Your task :: Scan the records below for the word "Edge". Copy each line where it appears.

[Excerpts from an interface dataset]
Content starts

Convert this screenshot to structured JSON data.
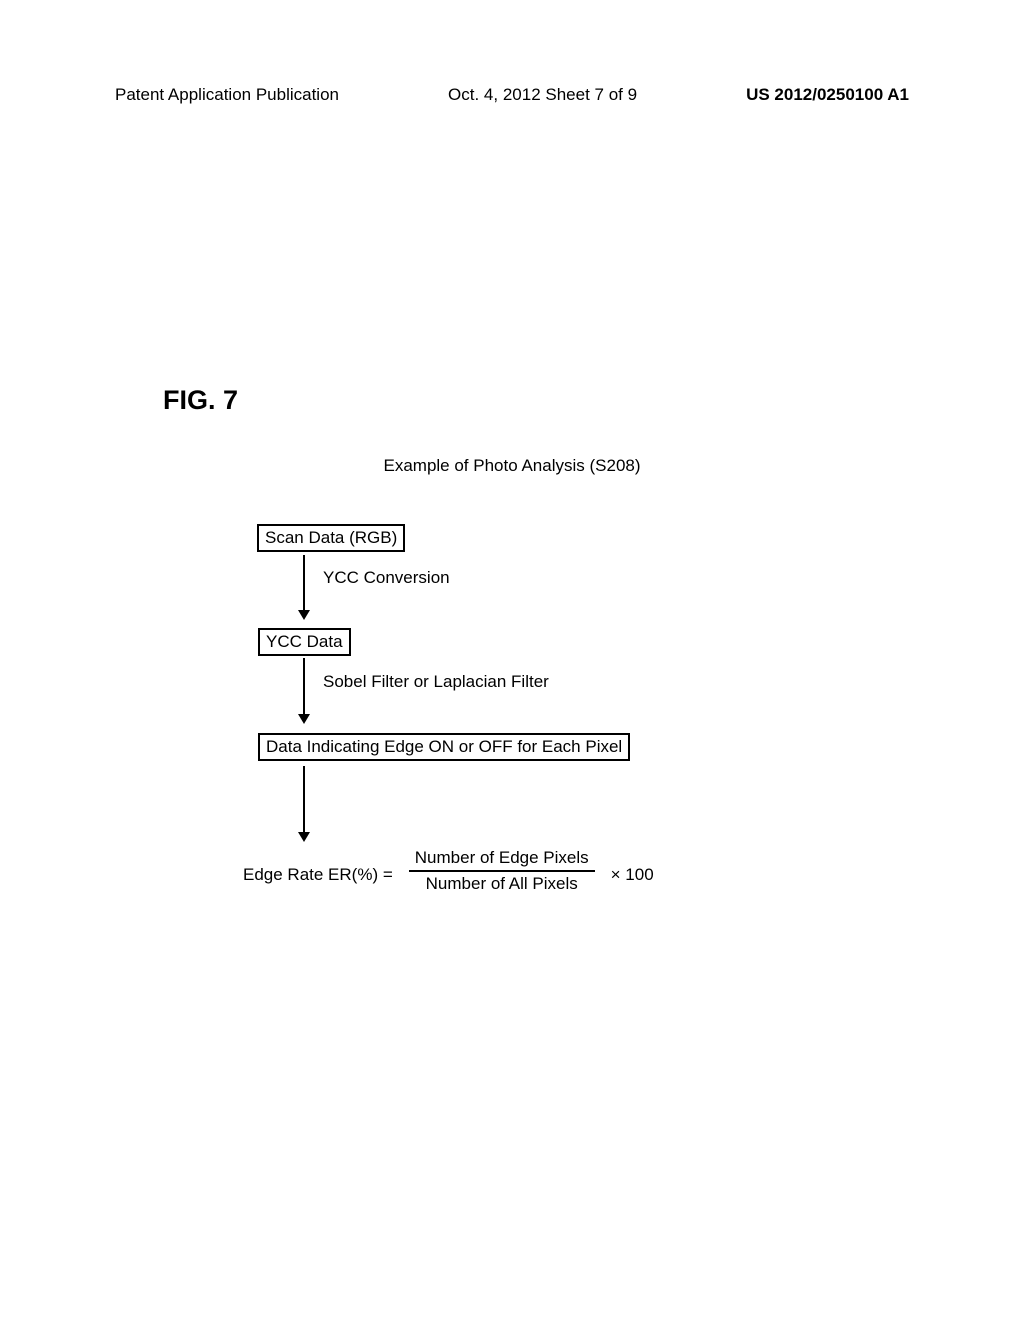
{
  "header": {
    "left": "Patent Application Publication",
    "center": "Oct. 4, 2012  Sheet 7 of 9",
    "right": "US 2012/0250100 A1"
  },
  "figure": {
    "label": "FIG. 7",
    "title": "Example of Photo Analysis (S208)",
    "boxes": {
      "scan_data": "Scan Data (RGB)",
      "ycc_data": "YCC Data",
      "edge_data": "Data Indicating Edge ON or OFF for Each Pixel"
    },
    "arrows": {
      "conversion": "YCC Conversion",
      "filter": "Sobel Filter or Laplacian Filter"
    },
    "formula": {
      "left": "Edge Rate ER(%) =",
      "numerator": "Number of Edge Pixels",
      "denominator": "Number of All Pixels",
      "multiplier": "× 100"
    }
  }
}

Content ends

Solution ::
      "edge_data": "Data Indicating Edge ON or OFF for Each Pixel"
      "left": "Edge Rate ER(%) =",
      "numerator": "Number of Edge Pixels",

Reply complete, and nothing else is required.